I truly believe that developing control over food is a matter of practice; relentless, frustrating, daily practice. The problem that you will encounter, as in many aspects of your life, is that there will be 'failures' or at least perceived failures. Look as these as learning experiences. Develop the ability to look at these events or situations as something to learn from. Ask yourself, "Why did I make that choice? What will I do the next time?"
The most common eating situation that negatively affects most people is evening snacking. If there is one habit I could magically help people with, it would be this one. Again, however, managing this situation takes practice. None of us are going to 'starve' if we don't have a snack. The pleasure is short-lived but the effect on our body weight is long-term. One simple thing you might work on over the next while is limiting the mindless evening snacks (the high-starch, high-sugar snacks that calm us at the end of a stressful day). See if you can go one evening, maybe even two with healthier snacks (i.e. cheese & nuts, yogurt, hummus & veggies, etc.) and see how you feel. Psychologically and physically I know you will feel better. Will it be easy? No it won't! But, practicing nightly will eventually diminish and eliminate this common eating habit we all seem to possess. Remember; "just because it's there, you don't have to eat it."
Distractions help. Get out of the kitchen. Make a rule not to snack in front of the T.V. We all know this, but seem to fail to put it into practice. If you are fortunate enough to have a T.V. that is far away from the fridge and food cupboards, then watch your favourite program there.
Food always beckons. Control is difficult. Practice! Practice positive self-talk, and practice not giving in to the immediate desire to 'munch.' The more you practice the more successful you become. Ultimately that feeling of deprivation will disappear.
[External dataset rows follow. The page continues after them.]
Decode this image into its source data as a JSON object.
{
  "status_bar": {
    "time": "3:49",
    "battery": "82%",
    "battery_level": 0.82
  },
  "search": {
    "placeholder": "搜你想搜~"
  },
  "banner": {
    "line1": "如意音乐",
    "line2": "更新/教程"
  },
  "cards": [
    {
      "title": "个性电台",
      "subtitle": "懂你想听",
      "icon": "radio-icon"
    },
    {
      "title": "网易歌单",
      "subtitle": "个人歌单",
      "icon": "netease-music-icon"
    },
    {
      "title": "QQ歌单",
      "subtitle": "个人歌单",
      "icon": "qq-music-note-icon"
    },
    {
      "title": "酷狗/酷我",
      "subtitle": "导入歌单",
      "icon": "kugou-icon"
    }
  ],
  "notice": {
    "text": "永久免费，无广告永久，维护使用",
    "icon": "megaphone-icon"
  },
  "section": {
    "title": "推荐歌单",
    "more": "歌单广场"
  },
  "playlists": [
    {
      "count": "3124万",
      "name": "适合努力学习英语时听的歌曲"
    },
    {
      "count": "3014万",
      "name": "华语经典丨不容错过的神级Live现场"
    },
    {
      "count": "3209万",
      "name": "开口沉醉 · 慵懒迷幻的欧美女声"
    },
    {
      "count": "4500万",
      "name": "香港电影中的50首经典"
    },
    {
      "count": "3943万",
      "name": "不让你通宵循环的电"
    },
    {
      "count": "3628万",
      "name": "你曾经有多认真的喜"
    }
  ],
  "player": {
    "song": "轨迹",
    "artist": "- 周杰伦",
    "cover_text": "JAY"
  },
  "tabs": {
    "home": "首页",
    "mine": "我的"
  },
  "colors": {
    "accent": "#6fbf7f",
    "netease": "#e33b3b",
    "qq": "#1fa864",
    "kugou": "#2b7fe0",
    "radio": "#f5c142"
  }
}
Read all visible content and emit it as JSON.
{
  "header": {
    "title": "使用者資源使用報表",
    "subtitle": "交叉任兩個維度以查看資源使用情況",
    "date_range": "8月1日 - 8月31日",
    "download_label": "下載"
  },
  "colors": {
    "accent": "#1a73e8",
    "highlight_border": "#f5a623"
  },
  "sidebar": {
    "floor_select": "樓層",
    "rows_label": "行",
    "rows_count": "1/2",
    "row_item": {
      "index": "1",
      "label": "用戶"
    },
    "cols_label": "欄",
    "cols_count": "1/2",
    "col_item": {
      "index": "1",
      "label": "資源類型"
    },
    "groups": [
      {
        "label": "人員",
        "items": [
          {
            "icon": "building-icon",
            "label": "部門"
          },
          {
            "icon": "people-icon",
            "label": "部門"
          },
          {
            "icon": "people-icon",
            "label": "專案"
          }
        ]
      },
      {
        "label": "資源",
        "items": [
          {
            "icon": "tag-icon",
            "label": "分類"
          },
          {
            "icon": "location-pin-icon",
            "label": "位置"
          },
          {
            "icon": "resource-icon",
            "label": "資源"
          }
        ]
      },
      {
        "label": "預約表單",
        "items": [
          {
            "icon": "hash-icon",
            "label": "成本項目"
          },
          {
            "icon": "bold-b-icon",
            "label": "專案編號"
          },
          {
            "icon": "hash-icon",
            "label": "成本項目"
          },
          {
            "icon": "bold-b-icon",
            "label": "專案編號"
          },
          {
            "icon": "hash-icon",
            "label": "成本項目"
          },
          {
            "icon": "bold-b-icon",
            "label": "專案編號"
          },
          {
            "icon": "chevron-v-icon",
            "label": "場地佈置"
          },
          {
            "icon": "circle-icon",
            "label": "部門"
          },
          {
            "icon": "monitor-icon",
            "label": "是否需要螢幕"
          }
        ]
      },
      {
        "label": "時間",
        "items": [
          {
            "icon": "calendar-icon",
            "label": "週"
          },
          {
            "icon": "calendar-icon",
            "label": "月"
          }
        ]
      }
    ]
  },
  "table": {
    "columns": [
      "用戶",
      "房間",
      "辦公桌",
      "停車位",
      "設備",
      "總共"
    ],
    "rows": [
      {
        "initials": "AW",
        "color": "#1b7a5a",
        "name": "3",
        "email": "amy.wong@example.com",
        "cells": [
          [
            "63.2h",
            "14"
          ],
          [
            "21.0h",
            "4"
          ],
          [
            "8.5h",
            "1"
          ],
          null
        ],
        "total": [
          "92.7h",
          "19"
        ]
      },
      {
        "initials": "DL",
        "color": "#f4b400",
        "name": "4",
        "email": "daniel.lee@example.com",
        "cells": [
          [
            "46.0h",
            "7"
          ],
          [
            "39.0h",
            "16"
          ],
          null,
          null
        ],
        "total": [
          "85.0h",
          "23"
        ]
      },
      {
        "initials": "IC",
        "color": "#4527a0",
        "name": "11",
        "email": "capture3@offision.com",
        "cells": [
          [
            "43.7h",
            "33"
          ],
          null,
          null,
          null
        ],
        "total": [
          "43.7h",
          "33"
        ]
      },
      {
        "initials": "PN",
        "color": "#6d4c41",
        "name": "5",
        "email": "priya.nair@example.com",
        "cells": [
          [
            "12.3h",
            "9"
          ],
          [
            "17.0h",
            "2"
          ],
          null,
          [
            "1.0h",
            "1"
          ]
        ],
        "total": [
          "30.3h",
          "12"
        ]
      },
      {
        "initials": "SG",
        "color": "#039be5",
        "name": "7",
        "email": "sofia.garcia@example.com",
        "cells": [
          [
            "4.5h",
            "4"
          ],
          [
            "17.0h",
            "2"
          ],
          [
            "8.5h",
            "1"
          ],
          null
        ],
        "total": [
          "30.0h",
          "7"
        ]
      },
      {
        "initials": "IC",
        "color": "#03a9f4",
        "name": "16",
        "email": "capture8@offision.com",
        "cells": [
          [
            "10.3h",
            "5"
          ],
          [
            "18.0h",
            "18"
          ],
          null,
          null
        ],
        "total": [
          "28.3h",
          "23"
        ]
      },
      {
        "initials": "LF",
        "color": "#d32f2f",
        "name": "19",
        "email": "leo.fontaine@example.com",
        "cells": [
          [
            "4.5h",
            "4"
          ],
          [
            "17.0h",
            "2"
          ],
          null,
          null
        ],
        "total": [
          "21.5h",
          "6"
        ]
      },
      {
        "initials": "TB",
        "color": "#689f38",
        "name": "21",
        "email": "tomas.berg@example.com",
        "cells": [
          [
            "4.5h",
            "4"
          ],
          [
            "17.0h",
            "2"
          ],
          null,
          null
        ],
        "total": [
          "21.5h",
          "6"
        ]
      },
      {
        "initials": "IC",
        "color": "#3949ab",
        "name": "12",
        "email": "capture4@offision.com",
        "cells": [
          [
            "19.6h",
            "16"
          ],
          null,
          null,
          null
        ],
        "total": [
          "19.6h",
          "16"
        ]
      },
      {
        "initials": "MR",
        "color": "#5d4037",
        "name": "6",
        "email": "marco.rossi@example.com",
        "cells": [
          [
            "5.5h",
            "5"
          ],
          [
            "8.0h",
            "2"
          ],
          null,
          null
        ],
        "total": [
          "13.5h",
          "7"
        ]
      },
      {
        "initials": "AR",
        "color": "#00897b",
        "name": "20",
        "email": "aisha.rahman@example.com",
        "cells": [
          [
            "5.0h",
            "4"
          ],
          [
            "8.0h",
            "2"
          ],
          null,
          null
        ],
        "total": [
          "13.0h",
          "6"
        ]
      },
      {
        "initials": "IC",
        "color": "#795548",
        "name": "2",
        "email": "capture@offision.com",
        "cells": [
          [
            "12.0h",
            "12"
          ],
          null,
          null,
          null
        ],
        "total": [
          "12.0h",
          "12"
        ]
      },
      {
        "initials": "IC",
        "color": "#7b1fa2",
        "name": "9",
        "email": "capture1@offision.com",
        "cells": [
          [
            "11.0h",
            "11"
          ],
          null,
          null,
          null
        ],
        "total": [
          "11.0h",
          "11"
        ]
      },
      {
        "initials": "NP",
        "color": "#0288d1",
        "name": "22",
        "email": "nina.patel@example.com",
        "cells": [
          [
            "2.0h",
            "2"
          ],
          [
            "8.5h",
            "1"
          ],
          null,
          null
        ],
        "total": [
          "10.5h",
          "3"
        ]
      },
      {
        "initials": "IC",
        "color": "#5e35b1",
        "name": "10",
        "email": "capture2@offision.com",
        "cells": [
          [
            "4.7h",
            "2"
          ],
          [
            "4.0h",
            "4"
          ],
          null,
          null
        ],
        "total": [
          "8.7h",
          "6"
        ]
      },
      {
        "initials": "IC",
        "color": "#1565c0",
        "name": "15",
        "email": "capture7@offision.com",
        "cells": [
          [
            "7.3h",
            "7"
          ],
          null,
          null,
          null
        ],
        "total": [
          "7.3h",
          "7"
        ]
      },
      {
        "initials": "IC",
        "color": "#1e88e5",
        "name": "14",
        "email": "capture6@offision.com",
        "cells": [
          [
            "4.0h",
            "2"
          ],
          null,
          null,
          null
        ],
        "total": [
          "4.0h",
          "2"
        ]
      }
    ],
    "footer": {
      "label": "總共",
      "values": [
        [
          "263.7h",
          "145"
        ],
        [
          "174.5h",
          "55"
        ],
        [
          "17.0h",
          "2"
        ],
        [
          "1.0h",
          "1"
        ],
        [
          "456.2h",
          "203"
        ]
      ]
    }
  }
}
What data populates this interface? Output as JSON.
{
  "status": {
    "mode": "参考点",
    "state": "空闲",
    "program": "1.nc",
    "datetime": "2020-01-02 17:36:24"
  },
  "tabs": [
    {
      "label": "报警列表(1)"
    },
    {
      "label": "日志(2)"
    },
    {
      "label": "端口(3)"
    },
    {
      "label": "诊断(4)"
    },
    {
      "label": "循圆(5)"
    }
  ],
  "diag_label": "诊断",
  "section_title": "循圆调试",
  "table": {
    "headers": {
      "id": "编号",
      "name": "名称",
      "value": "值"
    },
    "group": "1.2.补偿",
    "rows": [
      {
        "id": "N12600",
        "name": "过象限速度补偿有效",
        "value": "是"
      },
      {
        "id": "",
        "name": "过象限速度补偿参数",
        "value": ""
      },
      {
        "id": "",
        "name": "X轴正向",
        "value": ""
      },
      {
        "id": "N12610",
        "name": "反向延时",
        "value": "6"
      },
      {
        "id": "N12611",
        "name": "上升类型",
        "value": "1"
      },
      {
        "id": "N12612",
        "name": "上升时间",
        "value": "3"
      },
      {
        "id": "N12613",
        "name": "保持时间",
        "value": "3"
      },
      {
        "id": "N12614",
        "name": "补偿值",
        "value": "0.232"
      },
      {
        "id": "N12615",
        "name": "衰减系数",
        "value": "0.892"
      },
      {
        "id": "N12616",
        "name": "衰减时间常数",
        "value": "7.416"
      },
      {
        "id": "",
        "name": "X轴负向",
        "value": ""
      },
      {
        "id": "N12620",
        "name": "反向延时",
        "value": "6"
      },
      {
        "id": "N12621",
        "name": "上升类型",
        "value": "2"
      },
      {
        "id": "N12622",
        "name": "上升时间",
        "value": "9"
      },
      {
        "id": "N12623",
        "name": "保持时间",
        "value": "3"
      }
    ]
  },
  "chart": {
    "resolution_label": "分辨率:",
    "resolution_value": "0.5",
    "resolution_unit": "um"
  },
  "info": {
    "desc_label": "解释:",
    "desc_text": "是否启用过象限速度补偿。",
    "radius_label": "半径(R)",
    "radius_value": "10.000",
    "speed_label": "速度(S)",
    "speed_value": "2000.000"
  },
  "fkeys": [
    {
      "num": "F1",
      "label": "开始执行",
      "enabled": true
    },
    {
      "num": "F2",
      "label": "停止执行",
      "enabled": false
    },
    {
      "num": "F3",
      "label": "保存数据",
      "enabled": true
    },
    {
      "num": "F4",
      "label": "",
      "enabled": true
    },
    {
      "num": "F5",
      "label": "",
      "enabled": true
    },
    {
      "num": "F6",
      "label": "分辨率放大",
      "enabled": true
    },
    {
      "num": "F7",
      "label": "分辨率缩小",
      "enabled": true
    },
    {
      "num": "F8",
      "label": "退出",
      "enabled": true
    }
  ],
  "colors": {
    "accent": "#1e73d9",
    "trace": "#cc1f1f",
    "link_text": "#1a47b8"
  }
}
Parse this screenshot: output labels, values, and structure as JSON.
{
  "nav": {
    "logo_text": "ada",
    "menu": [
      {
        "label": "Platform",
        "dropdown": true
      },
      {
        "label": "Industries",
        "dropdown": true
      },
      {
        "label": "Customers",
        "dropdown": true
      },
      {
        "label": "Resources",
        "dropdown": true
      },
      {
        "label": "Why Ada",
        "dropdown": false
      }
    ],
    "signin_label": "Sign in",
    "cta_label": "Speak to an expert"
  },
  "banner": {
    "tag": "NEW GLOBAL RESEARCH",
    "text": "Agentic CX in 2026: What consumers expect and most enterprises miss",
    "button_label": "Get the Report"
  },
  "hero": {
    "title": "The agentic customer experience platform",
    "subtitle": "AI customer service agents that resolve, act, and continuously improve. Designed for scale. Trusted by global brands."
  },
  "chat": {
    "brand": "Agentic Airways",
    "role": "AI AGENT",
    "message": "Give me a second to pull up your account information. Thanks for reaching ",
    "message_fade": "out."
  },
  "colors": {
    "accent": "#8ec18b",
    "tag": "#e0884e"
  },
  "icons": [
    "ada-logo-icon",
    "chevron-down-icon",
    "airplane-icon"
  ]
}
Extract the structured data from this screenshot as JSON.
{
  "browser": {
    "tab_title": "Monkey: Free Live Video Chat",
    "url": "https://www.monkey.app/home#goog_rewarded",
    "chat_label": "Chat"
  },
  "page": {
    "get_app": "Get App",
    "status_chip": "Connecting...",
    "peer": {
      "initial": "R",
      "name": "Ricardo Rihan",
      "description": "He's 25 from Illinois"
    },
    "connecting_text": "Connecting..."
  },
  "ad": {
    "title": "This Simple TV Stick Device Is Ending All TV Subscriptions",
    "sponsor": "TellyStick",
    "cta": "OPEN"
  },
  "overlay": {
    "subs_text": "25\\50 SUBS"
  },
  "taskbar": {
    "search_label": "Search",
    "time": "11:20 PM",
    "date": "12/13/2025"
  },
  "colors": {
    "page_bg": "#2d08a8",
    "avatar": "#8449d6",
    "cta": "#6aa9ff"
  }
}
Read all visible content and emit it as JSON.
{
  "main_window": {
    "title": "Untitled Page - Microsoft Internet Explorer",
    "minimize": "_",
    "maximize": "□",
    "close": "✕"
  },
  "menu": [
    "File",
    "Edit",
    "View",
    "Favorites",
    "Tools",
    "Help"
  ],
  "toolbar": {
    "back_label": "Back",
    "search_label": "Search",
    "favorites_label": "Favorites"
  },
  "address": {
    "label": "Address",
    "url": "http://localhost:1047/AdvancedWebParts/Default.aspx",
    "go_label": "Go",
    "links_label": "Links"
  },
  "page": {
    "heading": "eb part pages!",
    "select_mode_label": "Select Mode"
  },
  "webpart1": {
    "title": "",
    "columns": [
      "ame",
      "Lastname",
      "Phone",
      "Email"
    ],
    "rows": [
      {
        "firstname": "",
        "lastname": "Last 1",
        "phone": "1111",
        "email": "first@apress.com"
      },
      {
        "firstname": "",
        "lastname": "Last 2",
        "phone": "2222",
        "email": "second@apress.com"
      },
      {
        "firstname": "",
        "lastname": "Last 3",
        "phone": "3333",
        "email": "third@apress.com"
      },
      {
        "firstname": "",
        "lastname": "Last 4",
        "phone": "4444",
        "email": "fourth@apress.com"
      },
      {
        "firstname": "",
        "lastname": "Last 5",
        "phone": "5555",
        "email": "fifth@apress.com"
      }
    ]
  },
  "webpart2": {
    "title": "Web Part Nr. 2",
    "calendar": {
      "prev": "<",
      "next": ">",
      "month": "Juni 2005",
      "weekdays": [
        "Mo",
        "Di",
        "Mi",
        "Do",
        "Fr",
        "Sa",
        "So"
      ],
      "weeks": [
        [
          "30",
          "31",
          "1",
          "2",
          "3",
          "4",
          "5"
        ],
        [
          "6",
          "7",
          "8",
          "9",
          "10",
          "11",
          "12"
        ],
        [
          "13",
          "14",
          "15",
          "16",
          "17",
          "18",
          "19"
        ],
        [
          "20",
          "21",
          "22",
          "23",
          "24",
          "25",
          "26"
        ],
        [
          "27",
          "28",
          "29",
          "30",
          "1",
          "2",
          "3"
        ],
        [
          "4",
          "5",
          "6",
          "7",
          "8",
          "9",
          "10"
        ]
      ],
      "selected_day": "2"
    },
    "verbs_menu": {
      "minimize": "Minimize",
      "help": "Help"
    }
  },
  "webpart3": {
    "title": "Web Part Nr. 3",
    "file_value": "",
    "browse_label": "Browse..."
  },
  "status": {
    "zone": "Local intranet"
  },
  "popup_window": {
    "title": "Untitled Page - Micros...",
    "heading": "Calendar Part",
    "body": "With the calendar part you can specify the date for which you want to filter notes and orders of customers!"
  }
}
You can do it. Every single one of us reverts to old habits every once in a while; it is how we turn things around that's the key to long-term success. Keep on trying, and never give up.
Written by: Dr Doug